World class computing and information science research at Strathclyde...

The Strathprints institutional repository is a digital archive of University of Strathclyde's Open Access research outputs. Strathprints provides access to thousands of Open Access research papers by University of Strathclyde researchers, including by researchers from the Department of Computer & Information Sciences involved in mathematically structured programming, similarity and metric search, computer security, software systems, combinatronics and digital health.

The Department also includes the iSchool Research Group, which performs leading research into socio-technical phenomena and topics such as information retrieval and information seeking behaviour.

Explore

Effect of maturation in small oak casks on the volatility of red wine aroma compounds

Escalona, H. and Birkmyre, L. and Piggott, J.R. and Paterson, A. (2002) Effect of maturation in small oak casks on the volatility of red wine aroma compounds. Analytica Chimica Acta, 458 (1). pp. 45-54. ISSN 0003-2670

Full text not available in this repository. Request a copy from the Strathclyde author

Abstract
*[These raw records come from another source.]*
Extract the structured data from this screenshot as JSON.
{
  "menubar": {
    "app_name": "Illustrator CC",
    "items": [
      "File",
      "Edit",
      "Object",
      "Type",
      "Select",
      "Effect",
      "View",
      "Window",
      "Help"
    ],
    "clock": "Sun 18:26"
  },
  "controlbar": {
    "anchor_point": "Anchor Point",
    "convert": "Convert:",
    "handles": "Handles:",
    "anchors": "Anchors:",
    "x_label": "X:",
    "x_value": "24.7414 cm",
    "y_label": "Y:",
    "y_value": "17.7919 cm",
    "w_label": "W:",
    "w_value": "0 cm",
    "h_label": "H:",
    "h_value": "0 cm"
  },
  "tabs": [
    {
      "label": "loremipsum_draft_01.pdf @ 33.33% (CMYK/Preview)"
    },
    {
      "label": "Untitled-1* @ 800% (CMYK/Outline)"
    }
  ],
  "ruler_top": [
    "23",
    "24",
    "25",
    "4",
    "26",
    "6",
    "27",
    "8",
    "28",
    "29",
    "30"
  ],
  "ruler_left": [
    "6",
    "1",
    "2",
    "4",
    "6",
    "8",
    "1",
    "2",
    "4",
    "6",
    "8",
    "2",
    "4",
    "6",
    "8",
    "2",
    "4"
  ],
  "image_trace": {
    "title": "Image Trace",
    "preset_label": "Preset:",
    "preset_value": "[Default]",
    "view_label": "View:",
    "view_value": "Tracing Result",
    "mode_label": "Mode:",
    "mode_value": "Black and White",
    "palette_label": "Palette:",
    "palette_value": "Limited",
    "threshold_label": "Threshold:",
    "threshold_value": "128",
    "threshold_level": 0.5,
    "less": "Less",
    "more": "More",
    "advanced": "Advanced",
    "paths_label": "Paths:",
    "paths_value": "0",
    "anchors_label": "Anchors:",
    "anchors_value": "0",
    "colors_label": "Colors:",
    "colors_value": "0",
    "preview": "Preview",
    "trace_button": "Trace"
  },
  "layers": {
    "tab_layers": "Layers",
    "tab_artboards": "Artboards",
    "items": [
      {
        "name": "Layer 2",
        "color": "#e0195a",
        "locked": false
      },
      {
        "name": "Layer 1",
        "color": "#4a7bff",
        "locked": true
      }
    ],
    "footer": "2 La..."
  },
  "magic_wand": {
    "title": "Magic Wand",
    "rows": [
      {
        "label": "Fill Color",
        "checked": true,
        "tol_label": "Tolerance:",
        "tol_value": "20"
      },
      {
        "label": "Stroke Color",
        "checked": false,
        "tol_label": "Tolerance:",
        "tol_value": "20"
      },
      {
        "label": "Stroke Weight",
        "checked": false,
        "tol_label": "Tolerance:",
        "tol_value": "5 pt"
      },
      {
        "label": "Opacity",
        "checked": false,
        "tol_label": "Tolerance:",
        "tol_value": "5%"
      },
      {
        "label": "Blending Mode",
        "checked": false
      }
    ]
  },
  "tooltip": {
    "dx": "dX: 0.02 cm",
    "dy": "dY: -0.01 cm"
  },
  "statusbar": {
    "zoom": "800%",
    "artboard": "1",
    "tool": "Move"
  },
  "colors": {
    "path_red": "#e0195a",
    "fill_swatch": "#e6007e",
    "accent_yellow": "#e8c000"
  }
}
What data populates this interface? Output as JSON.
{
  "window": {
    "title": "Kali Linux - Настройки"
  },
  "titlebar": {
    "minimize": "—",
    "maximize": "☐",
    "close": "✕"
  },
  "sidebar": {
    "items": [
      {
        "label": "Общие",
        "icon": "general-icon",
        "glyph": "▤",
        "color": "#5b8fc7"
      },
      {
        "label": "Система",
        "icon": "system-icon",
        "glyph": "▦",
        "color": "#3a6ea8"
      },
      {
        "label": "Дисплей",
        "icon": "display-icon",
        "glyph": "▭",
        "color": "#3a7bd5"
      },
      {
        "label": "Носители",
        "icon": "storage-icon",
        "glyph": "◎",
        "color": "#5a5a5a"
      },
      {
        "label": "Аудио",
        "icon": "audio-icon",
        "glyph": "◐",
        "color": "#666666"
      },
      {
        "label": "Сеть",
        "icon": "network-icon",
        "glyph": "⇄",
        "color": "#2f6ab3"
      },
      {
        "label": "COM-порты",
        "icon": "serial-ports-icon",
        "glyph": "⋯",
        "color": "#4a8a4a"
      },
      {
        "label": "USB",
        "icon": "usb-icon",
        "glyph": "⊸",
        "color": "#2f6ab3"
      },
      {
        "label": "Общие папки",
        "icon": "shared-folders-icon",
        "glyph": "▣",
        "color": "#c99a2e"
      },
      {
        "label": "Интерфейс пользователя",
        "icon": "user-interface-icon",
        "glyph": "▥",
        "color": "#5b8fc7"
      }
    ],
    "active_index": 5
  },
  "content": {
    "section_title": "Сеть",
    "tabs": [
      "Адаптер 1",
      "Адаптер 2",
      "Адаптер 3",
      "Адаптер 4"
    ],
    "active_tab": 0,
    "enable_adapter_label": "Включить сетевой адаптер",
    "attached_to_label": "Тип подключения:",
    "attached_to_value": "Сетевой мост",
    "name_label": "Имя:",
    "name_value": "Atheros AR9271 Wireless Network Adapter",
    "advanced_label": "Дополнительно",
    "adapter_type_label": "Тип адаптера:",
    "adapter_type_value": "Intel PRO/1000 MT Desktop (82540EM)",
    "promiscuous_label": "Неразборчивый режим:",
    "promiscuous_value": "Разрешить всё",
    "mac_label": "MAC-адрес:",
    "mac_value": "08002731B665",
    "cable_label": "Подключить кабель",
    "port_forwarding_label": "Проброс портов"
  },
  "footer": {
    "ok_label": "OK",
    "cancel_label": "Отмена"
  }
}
Wood maturation of red wine produces complex interactions between oak extracted compounds and pre-existing components in wine. Wood contributes with some aroma volatiles; but the whole volatile fraction, including the volatiles extracted from grape or produced during fermentation, could be involved in interactions with the non-volatile fraction. Samples of red wine with increasing time of wood contact, matured in 25 l casks of new American oak, were analysed on their volatile composition both in solution and headspace, and phenolic components. There was an increase of acetic acid and acetate esters as the time of wood contact increased. On the other hand, ethyl esters decreased as the time in wood increased. Some volatiles showed different behaviour when comparing their relationship between headspace and solution from two different casks, even though they were treated as replicates. This different evolution among casks was also consistent with different evolution of phenolic compounds, suggesting that there was an interaction among the volatile fraction and phenolic components.